Given the current atmospherics of Iraqi public opinion and its confidence in the Iraqi Army post-Ramadi, Abadi may be emboldened to starve out the pro-Iran PMUs. The PMUs may be relegated in 2016 to an effective strength of two auxiliary divisions (40,000 troops) with about half of those being Sunni Arabs. The pro-Najaf PMUs may constitute the bulk of the remaining numbers.
There is the risk of a general breakdown of law and order, however. The pro-Iran PMUs have been moonlighting as muscle for a variety of interests, some somewhat ‘legal’ as private security firms in the south (a few have landed security contracts with non-Western IOCs operating there), while in the case of Basra a few PMUs have tried to extract money from contractors on behalf of their debtors in an extra-legal manner. Pro-Iran PMUs tried to expropriate materiel from the Iraqi Army in Beiji, for example, by applying pressure on some army units to mark their vehicles and weapons as destroyed or lost. PMUs have also profited from expropriating private property in Sunni areas such as agricultural equipment and new cars, although very little of that remains to be taken. Yet I find it highly unlikely that they can turn back time to the situation that was prevalent in 2006-2008 when militias were running amok in central and southern Iraq; they are finding that the entrenched political and economic interests (notables, tribes, parties) there had solidified in the intervening years and are consequently too strong to be confronted head-on.

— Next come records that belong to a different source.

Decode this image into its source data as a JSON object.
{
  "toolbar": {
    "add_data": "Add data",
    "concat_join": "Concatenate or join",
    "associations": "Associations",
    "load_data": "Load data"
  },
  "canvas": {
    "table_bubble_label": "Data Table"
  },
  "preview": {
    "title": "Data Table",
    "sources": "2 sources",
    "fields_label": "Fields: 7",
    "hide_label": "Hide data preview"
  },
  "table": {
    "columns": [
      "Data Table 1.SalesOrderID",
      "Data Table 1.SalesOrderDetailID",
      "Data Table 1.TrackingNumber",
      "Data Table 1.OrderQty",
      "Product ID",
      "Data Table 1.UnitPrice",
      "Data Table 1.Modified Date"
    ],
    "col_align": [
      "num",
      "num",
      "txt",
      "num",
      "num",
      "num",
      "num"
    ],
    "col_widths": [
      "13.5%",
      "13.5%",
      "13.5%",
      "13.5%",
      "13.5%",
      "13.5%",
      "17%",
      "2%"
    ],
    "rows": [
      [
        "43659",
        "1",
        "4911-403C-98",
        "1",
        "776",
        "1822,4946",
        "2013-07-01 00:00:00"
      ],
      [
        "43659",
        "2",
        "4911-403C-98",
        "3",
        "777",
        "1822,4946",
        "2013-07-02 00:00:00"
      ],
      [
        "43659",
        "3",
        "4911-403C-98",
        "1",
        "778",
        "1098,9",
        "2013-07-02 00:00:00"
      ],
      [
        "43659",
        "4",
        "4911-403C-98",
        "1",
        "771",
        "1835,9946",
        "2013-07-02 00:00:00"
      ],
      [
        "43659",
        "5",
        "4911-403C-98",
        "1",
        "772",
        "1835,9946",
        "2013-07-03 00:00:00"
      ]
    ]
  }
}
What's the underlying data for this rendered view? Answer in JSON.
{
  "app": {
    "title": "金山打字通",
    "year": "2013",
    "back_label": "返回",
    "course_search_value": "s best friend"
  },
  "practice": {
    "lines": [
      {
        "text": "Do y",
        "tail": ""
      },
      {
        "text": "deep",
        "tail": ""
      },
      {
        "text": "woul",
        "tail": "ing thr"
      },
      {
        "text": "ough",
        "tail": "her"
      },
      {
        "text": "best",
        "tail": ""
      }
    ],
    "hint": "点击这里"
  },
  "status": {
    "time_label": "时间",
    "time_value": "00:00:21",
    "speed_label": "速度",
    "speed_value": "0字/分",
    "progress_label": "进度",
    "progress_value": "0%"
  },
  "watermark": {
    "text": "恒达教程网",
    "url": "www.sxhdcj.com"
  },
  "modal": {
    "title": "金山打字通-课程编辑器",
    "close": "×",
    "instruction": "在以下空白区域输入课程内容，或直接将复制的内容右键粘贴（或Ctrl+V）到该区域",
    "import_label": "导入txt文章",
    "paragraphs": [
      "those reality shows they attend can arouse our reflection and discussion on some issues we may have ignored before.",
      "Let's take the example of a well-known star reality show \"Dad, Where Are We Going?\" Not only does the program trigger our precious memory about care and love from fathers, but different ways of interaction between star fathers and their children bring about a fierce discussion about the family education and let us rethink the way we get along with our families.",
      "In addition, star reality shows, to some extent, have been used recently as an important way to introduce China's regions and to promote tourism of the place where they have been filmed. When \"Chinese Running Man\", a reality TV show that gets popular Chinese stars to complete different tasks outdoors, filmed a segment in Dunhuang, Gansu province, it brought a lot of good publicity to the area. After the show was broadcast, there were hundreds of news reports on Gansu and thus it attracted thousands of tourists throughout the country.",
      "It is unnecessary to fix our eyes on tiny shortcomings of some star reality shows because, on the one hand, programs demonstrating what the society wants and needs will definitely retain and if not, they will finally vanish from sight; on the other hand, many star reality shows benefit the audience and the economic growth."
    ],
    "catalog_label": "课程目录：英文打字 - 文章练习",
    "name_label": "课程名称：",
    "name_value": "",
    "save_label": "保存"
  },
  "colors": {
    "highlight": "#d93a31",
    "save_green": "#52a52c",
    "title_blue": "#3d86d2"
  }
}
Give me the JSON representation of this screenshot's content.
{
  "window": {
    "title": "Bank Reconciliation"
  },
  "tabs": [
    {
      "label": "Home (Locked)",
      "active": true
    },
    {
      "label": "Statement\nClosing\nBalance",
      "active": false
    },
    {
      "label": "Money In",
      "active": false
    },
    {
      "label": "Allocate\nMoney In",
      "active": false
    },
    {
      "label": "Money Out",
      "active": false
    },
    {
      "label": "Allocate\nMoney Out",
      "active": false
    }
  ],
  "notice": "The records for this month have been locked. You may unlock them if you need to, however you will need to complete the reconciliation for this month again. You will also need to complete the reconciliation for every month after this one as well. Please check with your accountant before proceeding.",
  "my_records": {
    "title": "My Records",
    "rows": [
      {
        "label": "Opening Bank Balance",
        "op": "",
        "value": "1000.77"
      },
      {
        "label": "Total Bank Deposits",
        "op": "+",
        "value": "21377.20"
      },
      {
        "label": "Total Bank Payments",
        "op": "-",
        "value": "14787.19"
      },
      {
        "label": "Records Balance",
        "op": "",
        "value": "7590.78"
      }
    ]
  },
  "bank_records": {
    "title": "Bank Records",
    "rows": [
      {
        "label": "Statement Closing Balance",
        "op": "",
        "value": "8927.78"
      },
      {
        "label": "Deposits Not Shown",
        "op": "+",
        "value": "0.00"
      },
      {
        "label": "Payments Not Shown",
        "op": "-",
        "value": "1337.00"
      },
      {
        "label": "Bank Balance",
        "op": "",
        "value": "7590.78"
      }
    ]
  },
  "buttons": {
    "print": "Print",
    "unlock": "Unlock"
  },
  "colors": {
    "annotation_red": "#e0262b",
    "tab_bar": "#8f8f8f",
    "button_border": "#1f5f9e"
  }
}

It may also turn out that the PMUs would begin cannibalizing each other as they fight for the scraps. The erosion in the stature and resources of the pro-Iran PMUs over the next few months may reflect upon the Provincial Council election results that their associated political arms may achieve in 2017. The PMUs did not get the opportunity to cash-in their popularity after Mosul into political ascendancy by way of either provincial council seats or parliamentary slots.
Abuses by pro-Iran PMUs
Human rights abuses against Sunnis, as well as their own de facto regional ‘diplomacy’, may give Baghdad the casus belli it needs to further sideline the pro-Iran PMUs.
Instances such as the well-documented disappearance of 900 to 1400 young Sunni men escaping from Anbar province after being arrested/abducted at PMU-run checkpoints in Bzeibiz and Razzaza, and the abduction of the Qatari hunting party, may portray the PMUs as out-of-control in the eyes of Baghdad, and Iraqi public opinion at large. The Iraqi government is still strong enough to tip a confrontation with the pro-Iran PMUs to its favor should it come to that, and the Iranian leadership, divided as it is, may not have the stomach for such a development. (NOTE: The Governor of Anbar submitted a list of 700 abductees to the Iraqi government a month ago)
One source claims that 400 of the abductees were handed over to the Ministry of Interior over the last few days, indicating that the pro-Iran PMUs are interested in resolving such thorny issues, forestalling a confrontation. On the Qatar front, Lebanese Hezbollah’s point person for Iraq is leading the negotiations for the release of the hunting party.
The tide is turning against the pro-Iran PMUs. Recent news reports that Abadi is trying to sideline Abu Mahdi al-Muhandis are not accurate, but they do indicate a change of mood: the balance of power has shifted. Of course, a major shift on the battlefield in the favor of IS would bring us back to square one, and the public mood may shift again towards Suleimani and his PMUs. However, there is “chatter” among political operatives in Baghdad and in regional capitals that the Ramadi win may be followed-up with a non-military win in Falloujah, which would also go a long way towards establishing popular confidence in the Abadi government and the Iraqi Army.